Maybe the family restaurant was oppressive? In my novel What’s Left, there’s no question the kids won’t be working shifts in Carmichael’s as they grow up. Do they ever want to rebel? Or does peer pressure and pride keep them in line?

As one of them said in an earlier draft:

So it was off to serve more Streetcars and slaw.

~*~

Well, they knew what was expected. And they knew how to pitch in and be effective.

What were you expected to do in your family? How did you help? Were you compensated in return? Should you have been?

Now, make all that present tense!

~*~

Finikia. A whole tray!

More than the bottom line

Even though I cut this from the final version of my novel What’s Left, it’s still true:

What people need, and this is essential to a proper approach to labor, is balance.

~*~

Two things are going on here, one inside the other, but I’d like to be less confusing.

The first, quite simply, is my belief in what we Quakers call centering. We find our stopping all outwork activity for a time of deep meditation and reflection helps bring us perspective on the other parts of our lives. Add to that moderation and simplicity or focus all leading to a healthy balance of individuality, home, career, community, faith, and so on.

The second touches on attitudes toward labor itself, which quite frankly has been demeaned in modern society. What makes the concept of leisure so exalted? The danger, I suspect, is in overworking — often sucking any joy out of the project at hand.

Think of your job. What could management do to make it more human?

~*~

Classic.

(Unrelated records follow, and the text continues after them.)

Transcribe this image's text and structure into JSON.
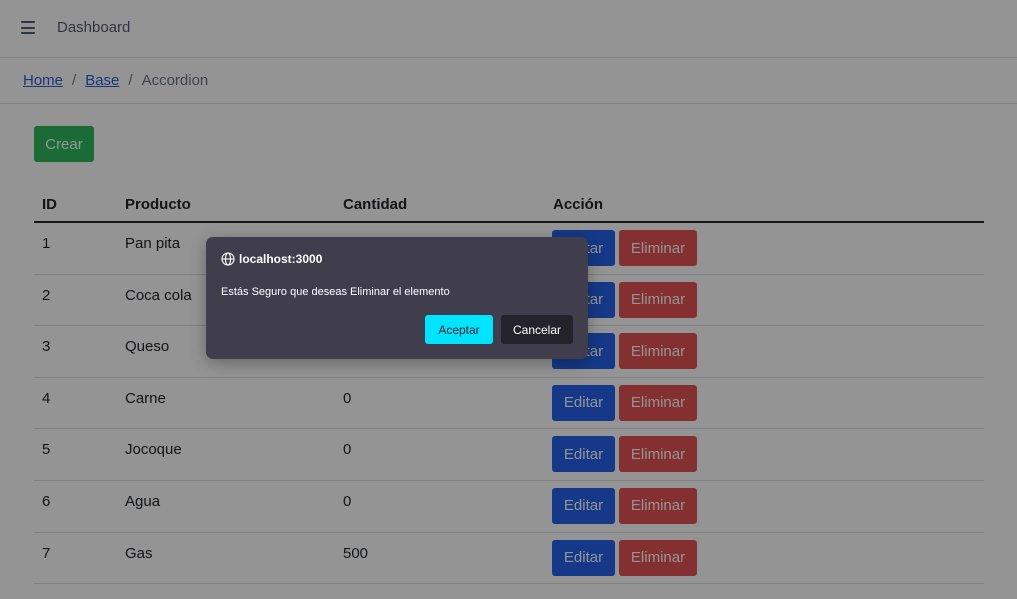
{
  "header": {
    "title": "Dashboard"
  },
  "breadcrumb": {
    "home": "Home",
    "base": "Base",
    "current": "Accordion",
    "separator": "/"
  },
  "actions": {
    "crear_label": "Crear"
  },
  "table": {
    "headers": {
      "id": "ID",
      "producto": "Producto",
      "cantidad": "Cantidad",
      "accion": "Acción"
    },
    "rows": [
      {
        "id": "1",
        "producto": "Pan pita",
        "cantidad": ""
      },
      {
        "id": "2",
        "producto": "Coca cola",
        "cantidad": ""
      },
      {
        "id": "3",
        "producto": "Queso",
        "cantidad": ""
      },
      {
        "id": "4",
        "producto": "Carne",
        "cantidad": "0"
      },
      {
        "id": "5",
        "producto": "Jocoque",
        "cantidad": "0"
      },
      {
        "id": "6",
        "producto": "Agua",
        "cantidad": "0"
      },
      {
        "id": "7",
        "producto": "Gas",
        "cantidad": "500"
      }
    ],
    "editar_label": "Editar",
    "eliminar_label": "Eliminar"
  },
  "dialog": {
    "origin": "localhost:3000",
    "message": "Estás Seguro que deseas Eliminar el elemento",
    "accept_label": "Aceptar",
    "cancel_label": "Cancelar",
    "icon": "globe-icon"
  },
  "colors": {
    "success": "#2eb85c",
    "primary": "#2563eb",
    "danger": "#e55353",
    "dialog_bg": "#403e4c",
    "accept": "#00e5ff"
  }
}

Somerville, Massachusetts, just outside Boston.

Bringing the price per serving down

What do asparagus stems and lobster shells have in common?

They typically go in the trash, while the tender asparagus heads and the claw and tail meat go on the plate, maybe accompanied by melted butter.

I our household, though, we freeze the stems and turn them into cream of asparagus soup later.

And the shells, often roasted, though it’s not necessary, are simmered down into a lobster stock, which can hold its flavor for up to three months if frozen.

The stock makes for a great lobster bisque or lobster butter or fish chowder.

In essence, we wind up with more meals than one out of each ingredient – and thus getting more for our money.

What strategies like this can you share?